Dr. Hisham Moharram, of Egyptian, Muslim background,
founder of Good Tree Farm in NJ, faith-based journey into local food security
I was born in Egypt, and spent time in Kuwait, the US, England and China. In each country, we are talking about a group the politically connected who run a system with in-built injustices which perpetuate it. I like to use a table analogy for this relationship. We are the legs of the table that they are sitting at. We support the table. All we need is to stand up. When you leave today, go back to your communities and see what the problems are that we want to solve and who our neighbors are. They could be in a mosque across the street, or in a Hindu Temple. Find the congregation that shares your concerns and work with them. They have human and financial resources that you may not have; and you have what they don’t have.
Working together, you complete each other and are far more potent in changing politics, changing local realities, social and economic injustice. It’s one thing to experience trauma, but the worst thing you can do is to go through trauma and not react to it. Ahmad’s poet friend needs to change the sad realities he’s gone through, total helplessness and dying inside; otherwise, he will crawl into his house like a shell. He needs to get outside to live again.
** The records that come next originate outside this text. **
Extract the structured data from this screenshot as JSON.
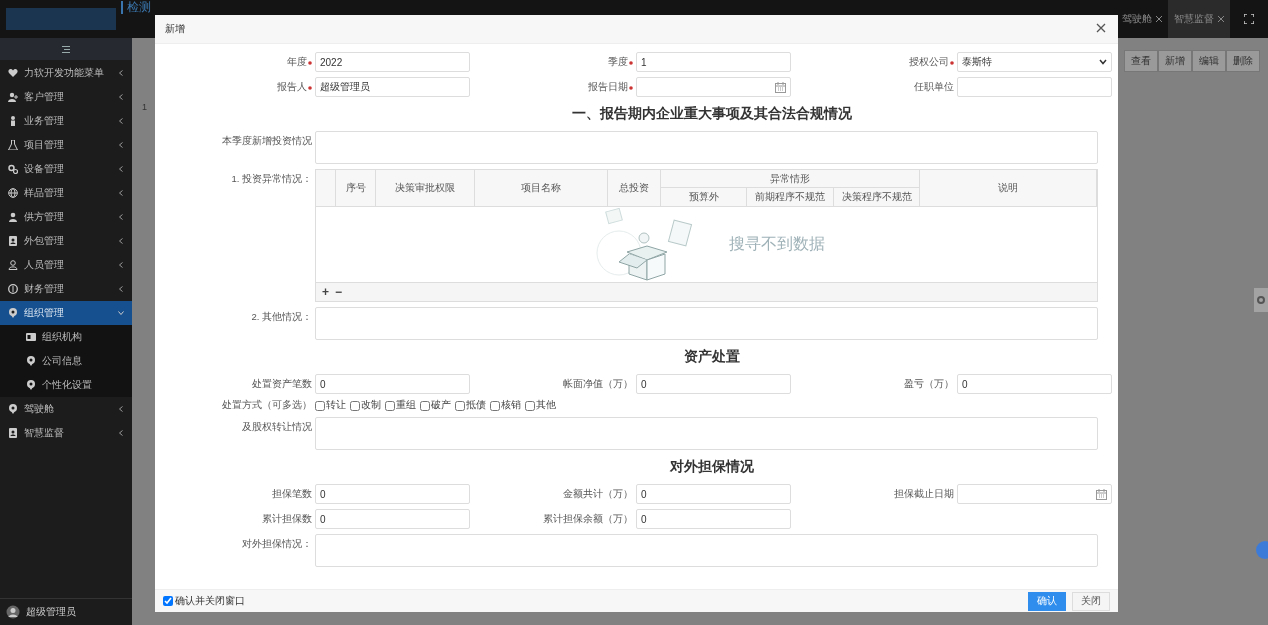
{
  "header": {
    "title": "检测",
    "tabs": [
      {
        "label": "驾驶舱",
        "selected": false
      },
      {
        "label": "智慧监督",
        "selected": true
      }
    ]
  },
  "sidebar": {
    "items": [
      {
        "label": "力软开发功能菜单",
        "selected": false,
        "expanded": false
      },
      {
        "label": "客户管理",
        "selected": false,
        "expanded": false
      },
      {
        "label": "业务管理",
        "selected": false,
        "expanded": false
      },
      {
        "label": "项目管理",
        "selected": false,
        "expanded": false
      },
      {
        "label": "设备管理",
        "selected": false,
        "expanded": false
      },
      {
        "label": "样品管理",
        "selected": false,
        "expanded": false
      },
      {
        "label": "供方管理",
        "selected": false,
        "expanded": false
      },
      {
        "label": "外包管理",
        "selected": false,
        "expanded": false
      },
      {
        "label": "人员管理",
        "selected": false,
        "expanded": false
      },
      {
        "label": "财务管理",
        "selected": false,
        "expanded": false
      },
      {
        "label": "组织管理",
        "selected": true,
        "expanded": true,
        "children": [
          {
            "label": "组织机构"
          },
          {
            "label": "公司信息"
          },
          {
            "label": "个性化设置"
          }
        ]
      },
      {
        "label": "驾驶舱",
        "selected": false,
        "expanded": false
      },
      {
        "label": "智慧监督",
        "selected": false,
        "expanded": false
      }
    ],
    "user": "超级管理员"
  },
  "background": {
    "toolbar": [
      "查看",
      "新增",
      "编辑",
      "删除"
    ],
    "row_number": "1"
  },
  "modal": {
    "title": "新增",
    "form": [
      {
        "kind": "row",
        "fields": [
          {
            "label": "年度",
            "required": true,
            "kind": "text",
            "value": "2022"
          },
          {
            "label": "季度",
            "required": true,
            "kind": "text",
            "value": "1"
          },
          {
            "label": "授权公司",
            "required": true,
            "kind": "select",
            "value": "泰斯特"
          }
        ]
      },
      {
        "kind": "row",
        "fields": [
          {
            "label": "报告人",
            "required": true,
            "kind": "text",
            "value": "超级管理员"
          },
          {
            "label": "报告日期",
            "required": true,
            "kind": "date"
          },
          {
            "label": "任职单位",
            "required": false,
            "kind": "text"
          }
        ]
      },
      {
        "kind": "heading",
        "text": "一、报告期内企业重大事项及其合法合规情况"
      },
      {
        "kind": "textarea",
        "label": "本季度新增投资情况"
      },
      {
        "kind": "table",
        "label": "1. 投资异常情况：",
        "columns": [
          "序号",
          "决策审批权限",
          "项目名称",
          "总投资"
        ],
        "group": {
          "label": "异常情形",
          "columns": [
            "预算外",
            "前期程序不规范",
            "决策程序不规范"
          ]
        },
        "last_column": "说明",
        "empty_text": "搜寻不到数据",
        "actions": [
          "+",
          "−"
        ]
      },
      {
        "kind": "textarea",
        "label": "2. 其他情况："
      },
      {
        "kind": "heading",
        "text": "资产处置"
      },
      {
        "kind": "row",
        "fields": [
          {
            "label": "处置资产笔数",
            "required": false,
            "kind": "text",
            "value": "0"
          },
          {
            "label": "帐面净值（万）",
            "required": false,
            "kind": "text",
            "value": "0"
          },
          {
            "label": "盈亏（万）",
            "required": false,
            "kind": "text",
            "value": "0"
          }
        ]
      },
      {
        "kind": "checkboxes",
        "label": "处置方式（可多选）",
        "options": [
          {
            "label": "转让",
            "checked": false
          },
          {
            "label": "改制",
            "checked": false
          },
          {
            "label": "重组",
            "checked": false
          },
          {
            "label": "破产",
            "checked": false
          },
          {
            "label": "抵债",
            "checked": false
          },
          {
            "label": "核销",
            "checked": false
          },
          {
            "label": "其他",
            "checked": false
          }
        ]
      },
      {
        "kind": "textarea",
        "label": "及股权转让情况"
      },
      {
        "kind": "heading",
        "text": "对外担保情况"
      },
      {
        "kind": "row",
        "fields": [
          {
            "label": "担保笔数",
            "required": false,
            "kind": "text",
            "value": "0"
          },
          {
            "label": "金额共计（万）",
            "required": false,
            "kind": "text",
            "value": "0"
          },
          {
            "label": "担保截止日期",
            "required": false,
            "kind": "date"
          }
        ]
      },
      {
        "kind": "row",
        "fields": [
          {
            "label": "累计担保数",
            "required": false,
            "kind": "text",
            "value": "0"
          },
          {
            "label": "累计担保余额（万）",
            "required": false,
            "kind": "text",
            "value": "0"
          }
        ]
      },
      {
        "kind": "textarea",
        "label": "对外担保情况："
      }
    ],
    "footer": {
      "checkbox": {
        "label": "确认并关闭窗口",
        "checked": true
      },
      "buttons": [
        {
          "label": "确认",
          "kind": "primary"
        },
        {
          "label": "关闭",
          "kind": "default"
        }
      ]
    }
  }
}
Regardless if we get the change we want we need to keep on living with hope, to endure. I am inviting you to encourage and to be in collaboration with strategic partners.
After a time in professional research, I had a moral and ethical crisis, realizing that whether Muslim, Catholic or Hindu, we can never become anything until we personally choose for ourselves. I chose agriculture and environmental stewardship through sustainable organic farming, a faith-based journey into local food security, doing no harm to people and planet.
Ahmad Al-Hadidi at Francis Day, 2016
Physician, poet, Masters Degrees in Public Health and Peace Studies, worked with children suffering from war related injuries and in Uganda on HIV/AIDS
In 2013, when I became a citizen of the United States, the judge led us in the oath of allegiance and said: “You come here with your diverse backgrounds and different religions. You will always be welcome in your home, no matter where you go.” This really moved me.
I visited my family in Mosul, Iraq for three months and the idea of being welcomed back home stuck in my mind. The Judge said: “Don’t consider yourself second class.” Back from Mosul, then form Uganda, in 2014, even before I arrived at JFK, I was pulled from the line by an interrogator in Turkey, apparently in American customs.
“Why are you pulling me out?” He asked if I had another passport. After I told him my American passport, he replied: “I can’t let you through customs in the US.” Again, I asked: “Why? I have done nothing wrong.” He said: “I will let you know later.” I felt a big contrast from what the Judge had told me:”Don’t consider yourself second class. You will always be welcome.”
We have laws and a wonderful Constitution, but on the ground, it is a different story.
Who’s For the Voiceless? من لهؤلاء ؟
by Kareem Husein Ashur
The eternal flame burning in vain النار وهي تحترق
The flowing wind giving birth yet unborn الرياح التي تحمِل ولم يحملها أحد
The Heavy clouds Thirsty forever الغيوم الهاطلة وعطشها الابدي
The trees longing for another place الأشجار التائقة للمسير
The sun with eyes exhausted in sheer shine الشمس وقد أتعب عينيها السطوع
The moon accused of utter exploitation القمر المتهم بالسرقة
The seeing eyes that do not yet see العيون التي تنظر ولا ترى
The dead tired of breathing their own dust الجثث التي أتعبها تنفس التراب
The birds migrating in spaces of captivity الطيور المهاجرة في أقفاصها
The fingers intimidated by coded fingertips الأصابع المثقلة ببصمات مشفرة
The letters that have never arrived الرسائل التي لم تصل
The labyrinth that confused none but itself التيه الذي لم يته فيه أحد فتاه في نفسه
Who’s for the voiceless?
Translated by Ahmad Hadidi